Here are couple lots that got unpacked and staged this week.
What would have happened to these had we not sought them out?
We decided if there was no market for some cool books, we would make one!
Plus some are interesting enough that we market them to readers and collectors.
One man’s trash is Wonder Book’s treasure…
A few booksellers now seek these types of books out for us. Books that in the past would have been left behind at estate calls or unbid for at auction now have some value. A few even drive here with van loads every few months. These unwanted books are worth hauling.
I’m proud of that.
We’ve even trained some of the charities and institutional fundraising book sales to start putting these aside for us. Most of these organizations have little use for “old” books. They are often “disposed” of. If we pay enough for the labor of putting them aside for us, it makes financial sense to them.
And, on rare occasions, something sweet comes in with worn old masses. A “sleeper.”
Do I have any resolutions?
I’ll travel more.
I’ll write more.
I’ll walk in the woods, the cities, the parks…more.
Who knows? Maybe I will even shelve all those books on the floors of my home and office.
I have little doubt there will be more books in 2019. I hope so. It would be boring to me if things slowed down. Stagnated.
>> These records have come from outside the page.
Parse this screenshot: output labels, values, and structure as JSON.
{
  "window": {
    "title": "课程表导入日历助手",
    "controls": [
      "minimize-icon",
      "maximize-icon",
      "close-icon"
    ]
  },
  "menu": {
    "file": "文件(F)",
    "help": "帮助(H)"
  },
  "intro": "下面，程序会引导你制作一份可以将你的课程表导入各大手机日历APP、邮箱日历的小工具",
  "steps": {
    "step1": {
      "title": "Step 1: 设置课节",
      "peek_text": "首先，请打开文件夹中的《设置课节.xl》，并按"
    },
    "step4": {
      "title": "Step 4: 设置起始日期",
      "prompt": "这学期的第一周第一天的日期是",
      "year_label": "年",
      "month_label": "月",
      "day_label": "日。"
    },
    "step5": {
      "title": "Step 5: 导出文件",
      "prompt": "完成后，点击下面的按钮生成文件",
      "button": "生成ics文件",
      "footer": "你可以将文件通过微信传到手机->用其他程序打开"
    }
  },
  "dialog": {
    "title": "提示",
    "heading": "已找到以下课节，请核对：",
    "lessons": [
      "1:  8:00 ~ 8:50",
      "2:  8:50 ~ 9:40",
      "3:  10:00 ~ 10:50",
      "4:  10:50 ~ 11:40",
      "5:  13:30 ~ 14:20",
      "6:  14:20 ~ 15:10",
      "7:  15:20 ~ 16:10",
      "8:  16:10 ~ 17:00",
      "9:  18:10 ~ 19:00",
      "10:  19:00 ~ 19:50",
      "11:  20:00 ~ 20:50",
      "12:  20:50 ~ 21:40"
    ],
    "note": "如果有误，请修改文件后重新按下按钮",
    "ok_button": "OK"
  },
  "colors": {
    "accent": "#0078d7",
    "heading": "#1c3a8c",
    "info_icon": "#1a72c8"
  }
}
A couple days ago, a company that clears out houses for hoarders and other kinds of estates contacted me. They brought up 300 boxes yesterday. Some good stuff. Some junk. The hoarder had bought lots of remaindered books from Borders and other bookstores. He just stored them in boxes. Sometimes multiple copies of the same “new” books. Many of the boxes have Borders or Daedalus printed upon them. They say they have ten storage units full of boxes of books from that estate and others. 40,000 boxes. BOXES. I hope so. We’ve been running a little low recently. It is a seasonal thing.
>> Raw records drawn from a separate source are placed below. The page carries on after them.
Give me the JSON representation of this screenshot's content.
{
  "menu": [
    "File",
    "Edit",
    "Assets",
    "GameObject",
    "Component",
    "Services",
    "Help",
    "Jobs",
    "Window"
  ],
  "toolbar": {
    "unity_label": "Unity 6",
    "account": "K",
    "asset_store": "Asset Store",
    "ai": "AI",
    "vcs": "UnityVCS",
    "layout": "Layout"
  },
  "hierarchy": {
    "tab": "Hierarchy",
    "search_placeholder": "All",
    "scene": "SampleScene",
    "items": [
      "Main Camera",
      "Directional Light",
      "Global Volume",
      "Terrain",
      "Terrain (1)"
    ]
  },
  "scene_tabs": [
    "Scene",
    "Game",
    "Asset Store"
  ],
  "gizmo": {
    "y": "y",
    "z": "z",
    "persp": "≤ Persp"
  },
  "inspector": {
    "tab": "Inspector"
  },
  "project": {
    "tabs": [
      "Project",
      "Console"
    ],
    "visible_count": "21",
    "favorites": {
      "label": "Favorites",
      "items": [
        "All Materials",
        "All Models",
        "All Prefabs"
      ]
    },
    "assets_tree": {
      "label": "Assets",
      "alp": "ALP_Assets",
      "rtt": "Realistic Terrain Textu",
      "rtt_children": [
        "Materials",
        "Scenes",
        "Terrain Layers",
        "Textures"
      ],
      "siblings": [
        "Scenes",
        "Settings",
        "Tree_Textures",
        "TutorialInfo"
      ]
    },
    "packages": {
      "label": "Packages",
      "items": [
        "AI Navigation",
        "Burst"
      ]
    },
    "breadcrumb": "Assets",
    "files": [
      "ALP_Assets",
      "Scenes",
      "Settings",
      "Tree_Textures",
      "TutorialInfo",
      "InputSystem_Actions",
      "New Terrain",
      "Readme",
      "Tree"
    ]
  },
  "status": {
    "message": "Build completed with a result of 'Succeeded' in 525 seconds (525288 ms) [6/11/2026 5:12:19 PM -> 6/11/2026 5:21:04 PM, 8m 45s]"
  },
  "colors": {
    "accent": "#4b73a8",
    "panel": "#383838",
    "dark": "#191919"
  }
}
Long ago we made a call to a deceased hoarder’s estate in Arlington Virigina. He had been a colonel in the US Army. In several rooms, he had piles of books floor to ceiling sprawling from corners toward the middle of the floors. In his garage were a couple thousand Barnes and Noble plastic bags. He would buy bargain books and never remove them from the bag. He would just toss the filled bag atop the others in the garage. It was a kind of hobby for him, I guess. Well, maybe more of a mania. He had also built bookcases on wheels. He did this so multiple bookcases could be “stacked”—rolled up against to one another for spatial efficiency. It was pretty bizarre. Onto almost all the shelved books, he had affixed an American flag decal to the base of the spine. We still come across those every once in a while. I wish I had taken pictures of that collection. Purely for scientific biblio-medical reasons. Biblio-pathology—a textbook in the making.
I can just hope and pray for other voids to be filled.
I do know how very lucky I am.
I get to play with books every day. And it pays pretty well. Usually…
One business mantra I’ve developed over the years has been constant improvement. “If something is working at 90%, try to push it to 92% or 94%. That could apply to the “business of life” as well.
Some time in 2018, I came up with a phrase; a slogan if you will:
“I go thousands of places every day. I am a bookseller.”
I thought that would make a good t-shirt.
Maybe better would be something like:
“I am a book lover. I go thousands of places every year.”
Well, something like that. Help me tweak the phrase, and we will send you a couple t-shirts when we get them made up.
Until then, we do have some other cool t-shirts available. Here are some of the styles we currently have on hand. Contact us if you’d like to purchase any. (I’m not trying to “sell” t-shirts. I doubt we break even on them. I’m just putting it out there.)
2018 is ending on a wet, cold and dreary note. 2019 has got to be drier. History is on the side of that. The previous annual rainfall record that was broken occurred 130 years ago.
I hope 2019 will sunnier and full of great real and bookish events.
As Bilbo Baggins said as he was boarding the elven ship in the Grey Havens to leave Middle Earth for the West:
“I think I’m quite ready for another adventure.”
I hope you will come along.
Happy New Year!
May all your 2019 books be wondrous, wonderful, full of wonder, and “wonder books.”